Had Freaked been made a decade earlier, it likely would have been treated the same way by whatever studio was unfortunate enough (from their perspective) to bankroll its creation. It was destined to be unloved by all but the true freaks and geeks who once spent their weekends running through the aisles of their local video store like a human pencil line on a restaurant place mat maze looking for the latest craziest flicks from all over the world and now plan their lives around the double feature picture shows at the New Beverly Cinema.
Cable airings and video rentals and sales helped keep Freaked alive and breathing as its cult following grew. Anchor Bay Entertainment acquired the rights to the film as part of a package of 20th Century Fox titles the studio had zero interest in further exploiting and released it on DVD for the first time in the summer of 2005 in a splashy two-disc set that contained a brutally honest and hilarious directors’ commentary, deleted scenes, behind-the-scenes footage, two of Winter and Stern’s early short features (one of which I’ll include below) and best of all, a feature-length rehearsal version of the film performed by most of the cast (Shields and T are the most notable absentees) shot on videotape with the actors wearing nothing but their street clothes.
One of the most unusual things about Freaked is the uncredited casting of the one and only Keanu Reeves as Ortiz the Dog Boy, the charming leader of the Freaks. It’s difficult to recognize the future star of The Matrix and John Wick underneath the impressive mutant make-up created by a gifted effects team that included horror/sci-fi cinema vets Tony Gardner (Army of Darkness) and Screaming Mad George (Society), but Reeves is pretty easy to spot in the rehearsal footage. Say what you will about the man’s acting abilities, but his performance as Ortiz doesn’t require the stage fur and phony dog fangs to convince. Reeves is hilarious and clearly having a blast going way over the top with a hearty laugh that Errol Flynn would admire just as soon he stopped banging his latest teenage girlfriend.

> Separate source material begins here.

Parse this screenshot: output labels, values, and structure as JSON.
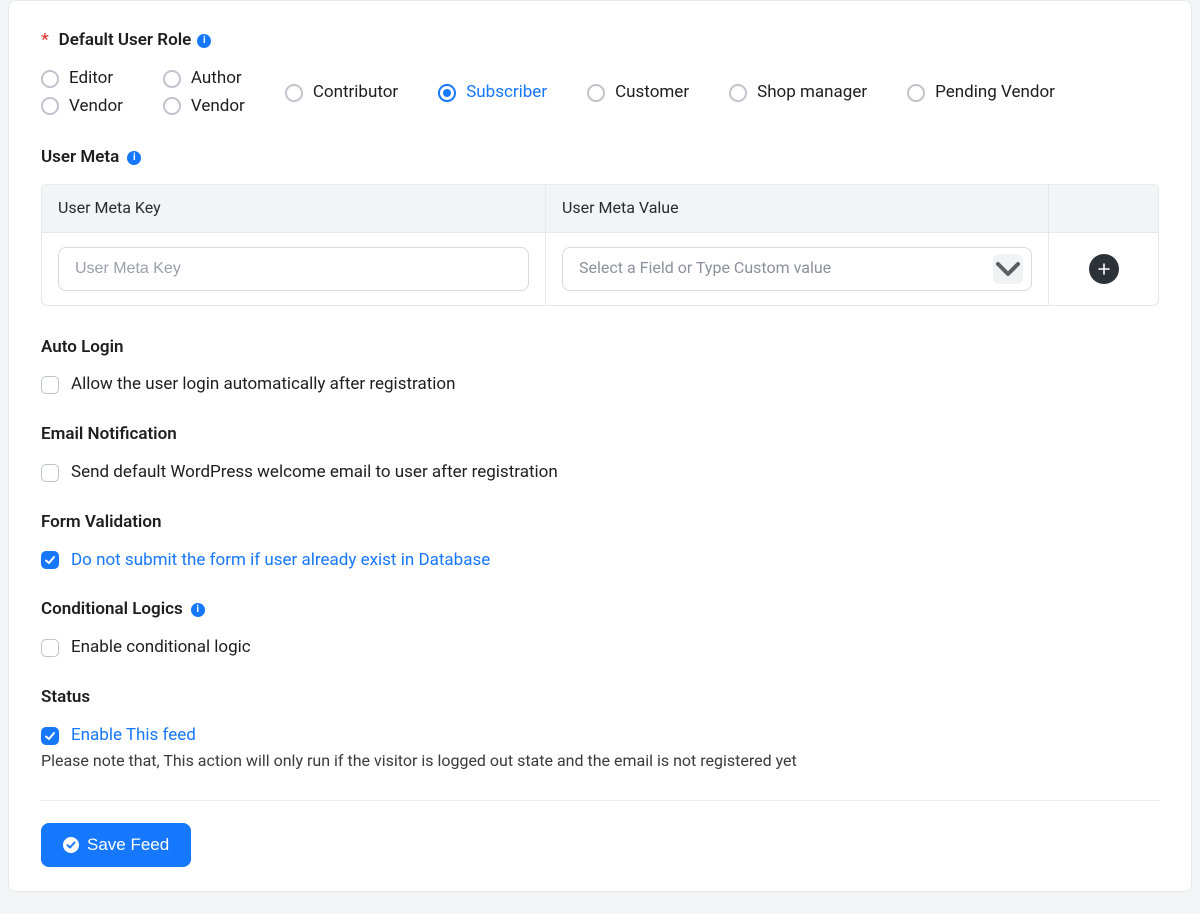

There’s a video assembly of Reeves’ highlights from the Freaked rehearsal I’ve posted below. The Anchor Bay DVD is sadly out of print and copies are currently commanding high prices on the online auction market. It was released on Blu-ray in August 2013, and though it featured upgraded picture and sound quality it was completely devoid of supplements for some fucked-up unexplained reason. Maybe one day the rights will fall into the hands of a video distributor that actually gives a shit about respecting this bizarro laugh riot of an old school horror spoof. Until then you can order that Blu-ray HERE. If you manage to track down a copy of that OOP DVD, give the rehearsal version a watch just to see both a young Reeves and John Hawkes (Martha Marcy May Marlene, Winter’s Bone) in action.
Here’s Winter and Stern’s 1985 short film Squeal of Death, a film noir parody starring Winter that they made during their sophomore year at New York University. It was selected to be shown on an episode of USA Network’s 80’s series Night Flight, and after being seen by both an executive at Columbia Pictures and filmmaker Sam Raimi, Winter and Stern were on their way to Tinseltown to start their careers. Read more about it HERE.
Screw it. Here’s the Freaked theatrical trailer.